◆ **Data extract**:
──────────

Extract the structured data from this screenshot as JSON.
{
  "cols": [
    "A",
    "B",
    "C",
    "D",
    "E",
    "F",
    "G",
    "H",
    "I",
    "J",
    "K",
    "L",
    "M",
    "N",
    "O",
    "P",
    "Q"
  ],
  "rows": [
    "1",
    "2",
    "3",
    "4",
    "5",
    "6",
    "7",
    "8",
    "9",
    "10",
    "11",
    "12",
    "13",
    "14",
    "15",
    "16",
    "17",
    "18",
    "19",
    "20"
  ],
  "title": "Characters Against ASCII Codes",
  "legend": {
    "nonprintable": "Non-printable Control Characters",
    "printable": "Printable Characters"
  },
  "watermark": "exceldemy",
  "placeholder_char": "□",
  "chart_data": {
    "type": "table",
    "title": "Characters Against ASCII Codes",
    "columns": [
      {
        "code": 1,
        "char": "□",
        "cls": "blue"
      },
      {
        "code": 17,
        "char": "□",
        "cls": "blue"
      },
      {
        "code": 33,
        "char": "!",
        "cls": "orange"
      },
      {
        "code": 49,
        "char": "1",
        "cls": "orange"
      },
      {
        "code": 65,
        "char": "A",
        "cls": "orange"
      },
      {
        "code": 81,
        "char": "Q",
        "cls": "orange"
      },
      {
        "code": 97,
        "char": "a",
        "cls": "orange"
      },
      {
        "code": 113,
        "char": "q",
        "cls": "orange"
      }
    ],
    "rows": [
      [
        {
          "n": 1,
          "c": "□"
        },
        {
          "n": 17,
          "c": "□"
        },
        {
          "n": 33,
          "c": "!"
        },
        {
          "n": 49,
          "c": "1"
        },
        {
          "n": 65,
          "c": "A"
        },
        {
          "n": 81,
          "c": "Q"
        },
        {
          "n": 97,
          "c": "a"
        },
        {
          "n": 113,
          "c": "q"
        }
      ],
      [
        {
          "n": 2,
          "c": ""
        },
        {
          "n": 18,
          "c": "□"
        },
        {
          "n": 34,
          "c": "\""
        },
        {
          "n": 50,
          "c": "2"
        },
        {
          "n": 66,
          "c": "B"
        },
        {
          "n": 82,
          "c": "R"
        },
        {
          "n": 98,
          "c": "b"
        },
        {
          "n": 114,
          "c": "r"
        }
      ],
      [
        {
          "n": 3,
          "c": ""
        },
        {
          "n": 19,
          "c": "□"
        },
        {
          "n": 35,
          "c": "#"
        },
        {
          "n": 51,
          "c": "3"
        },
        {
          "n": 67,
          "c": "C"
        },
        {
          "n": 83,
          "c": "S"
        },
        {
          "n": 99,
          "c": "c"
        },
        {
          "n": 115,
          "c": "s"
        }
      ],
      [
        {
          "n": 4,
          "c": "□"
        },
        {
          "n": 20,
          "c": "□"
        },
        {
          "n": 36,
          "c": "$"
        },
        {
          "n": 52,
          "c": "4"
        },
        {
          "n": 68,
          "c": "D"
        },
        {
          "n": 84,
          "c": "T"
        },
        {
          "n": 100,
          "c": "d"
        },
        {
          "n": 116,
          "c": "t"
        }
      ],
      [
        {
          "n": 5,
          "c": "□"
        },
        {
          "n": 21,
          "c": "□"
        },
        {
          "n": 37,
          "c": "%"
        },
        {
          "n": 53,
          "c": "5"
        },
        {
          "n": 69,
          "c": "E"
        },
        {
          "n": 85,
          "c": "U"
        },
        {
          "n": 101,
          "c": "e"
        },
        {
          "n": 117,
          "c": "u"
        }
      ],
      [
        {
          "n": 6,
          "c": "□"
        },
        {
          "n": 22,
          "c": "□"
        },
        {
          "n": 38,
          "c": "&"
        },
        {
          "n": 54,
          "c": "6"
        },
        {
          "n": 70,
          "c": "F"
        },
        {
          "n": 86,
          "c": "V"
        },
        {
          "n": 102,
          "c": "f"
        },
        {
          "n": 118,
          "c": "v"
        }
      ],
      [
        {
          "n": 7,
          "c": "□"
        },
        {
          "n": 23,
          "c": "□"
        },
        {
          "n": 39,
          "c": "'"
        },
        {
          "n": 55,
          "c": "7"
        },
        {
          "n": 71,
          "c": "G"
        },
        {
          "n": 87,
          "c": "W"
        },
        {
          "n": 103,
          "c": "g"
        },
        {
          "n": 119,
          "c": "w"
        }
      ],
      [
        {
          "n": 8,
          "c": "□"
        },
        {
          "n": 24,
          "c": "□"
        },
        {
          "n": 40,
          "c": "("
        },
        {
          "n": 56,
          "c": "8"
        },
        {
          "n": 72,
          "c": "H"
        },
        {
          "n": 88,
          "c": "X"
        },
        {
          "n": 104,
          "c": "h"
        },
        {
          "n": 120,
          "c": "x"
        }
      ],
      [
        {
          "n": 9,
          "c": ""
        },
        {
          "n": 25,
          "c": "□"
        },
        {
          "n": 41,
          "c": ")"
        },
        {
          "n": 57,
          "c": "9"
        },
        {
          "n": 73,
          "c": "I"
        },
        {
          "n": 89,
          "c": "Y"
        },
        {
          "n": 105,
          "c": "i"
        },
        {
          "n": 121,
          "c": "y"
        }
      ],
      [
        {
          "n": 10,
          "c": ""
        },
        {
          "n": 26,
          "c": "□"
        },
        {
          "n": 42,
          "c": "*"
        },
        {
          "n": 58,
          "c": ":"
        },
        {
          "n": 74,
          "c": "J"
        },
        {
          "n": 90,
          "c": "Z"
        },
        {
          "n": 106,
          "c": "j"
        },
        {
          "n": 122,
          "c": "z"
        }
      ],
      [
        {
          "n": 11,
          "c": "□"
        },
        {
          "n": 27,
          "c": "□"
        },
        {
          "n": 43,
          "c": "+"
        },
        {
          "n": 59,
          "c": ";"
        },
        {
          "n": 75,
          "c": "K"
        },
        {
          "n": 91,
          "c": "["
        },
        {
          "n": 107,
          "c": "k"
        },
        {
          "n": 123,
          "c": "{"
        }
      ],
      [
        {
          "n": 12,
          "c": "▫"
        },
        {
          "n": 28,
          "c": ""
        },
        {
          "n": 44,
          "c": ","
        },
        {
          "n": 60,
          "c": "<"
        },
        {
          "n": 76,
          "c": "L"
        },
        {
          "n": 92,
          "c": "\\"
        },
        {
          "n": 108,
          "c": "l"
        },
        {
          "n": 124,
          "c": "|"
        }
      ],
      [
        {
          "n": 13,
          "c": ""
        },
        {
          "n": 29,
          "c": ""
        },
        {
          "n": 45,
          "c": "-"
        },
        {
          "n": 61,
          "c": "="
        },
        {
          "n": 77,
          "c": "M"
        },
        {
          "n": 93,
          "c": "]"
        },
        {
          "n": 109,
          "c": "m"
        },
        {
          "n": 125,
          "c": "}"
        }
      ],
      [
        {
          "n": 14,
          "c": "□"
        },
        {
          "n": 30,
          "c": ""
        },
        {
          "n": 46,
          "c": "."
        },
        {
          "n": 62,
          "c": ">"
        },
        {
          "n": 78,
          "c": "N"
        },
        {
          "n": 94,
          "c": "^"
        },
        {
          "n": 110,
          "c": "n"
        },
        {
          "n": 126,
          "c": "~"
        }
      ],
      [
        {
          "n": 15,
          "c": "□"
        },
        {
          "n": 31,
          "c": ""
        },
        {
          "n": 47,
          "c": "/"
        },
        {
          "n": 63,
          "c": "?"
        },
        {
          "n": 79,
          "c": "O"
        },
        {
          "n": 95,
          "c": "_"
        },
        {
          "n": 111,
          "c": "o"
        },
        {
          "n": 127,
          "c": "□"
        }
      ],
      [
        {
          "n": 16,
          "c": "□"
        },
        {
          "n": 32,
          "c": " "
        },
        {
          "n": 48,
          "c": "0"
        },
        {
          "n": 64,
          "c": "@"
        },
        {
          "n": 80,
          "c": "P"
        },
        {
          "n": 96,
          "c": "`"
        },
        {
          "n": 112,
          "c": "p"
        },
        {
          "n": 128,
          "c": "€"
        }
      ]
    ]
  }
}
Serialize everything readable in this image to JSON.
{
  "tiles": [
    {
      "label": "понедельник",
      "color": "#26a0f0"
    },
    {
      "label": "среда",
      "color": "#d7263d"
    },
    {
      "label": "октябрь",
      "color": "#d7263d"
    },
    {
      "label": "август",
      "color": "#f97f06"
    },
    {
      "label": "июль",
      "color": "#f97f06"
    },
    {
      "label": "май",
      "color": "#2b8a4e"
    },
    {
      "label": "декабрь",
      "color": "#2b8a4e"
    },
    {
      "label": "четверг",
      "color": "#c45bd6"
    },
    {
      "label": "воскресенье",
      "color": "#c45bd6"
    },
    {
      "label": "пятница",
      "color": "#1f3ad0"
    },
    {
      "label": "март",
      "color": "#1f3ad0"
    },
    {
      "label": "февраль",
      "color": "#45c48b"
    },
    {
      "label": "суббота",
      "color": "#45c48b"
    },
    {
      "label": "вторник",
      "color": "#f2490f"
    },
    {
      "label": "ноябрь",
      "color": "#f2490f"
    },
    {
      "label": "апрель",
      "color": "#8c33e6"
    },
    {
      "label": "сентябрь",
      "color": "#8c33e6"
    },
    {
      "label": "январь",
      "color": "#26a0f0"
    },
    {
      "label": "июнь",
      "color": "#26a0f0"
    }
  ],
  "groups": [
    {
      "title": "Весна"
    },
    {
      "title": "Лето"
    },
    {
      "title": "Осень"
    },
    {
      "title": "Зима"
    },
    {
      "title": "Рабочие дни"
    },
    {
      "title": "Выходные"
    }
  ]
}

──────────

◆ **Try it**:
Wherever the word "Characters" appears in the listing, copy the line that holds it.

◆ **Output for this task**:
  "title": "Characters Against ASCII Codes",
    "nonprintable": "Non-printable Control Characters",
    "printable": "Printable Characters"
    "title": "Characters Against ASCII Codes",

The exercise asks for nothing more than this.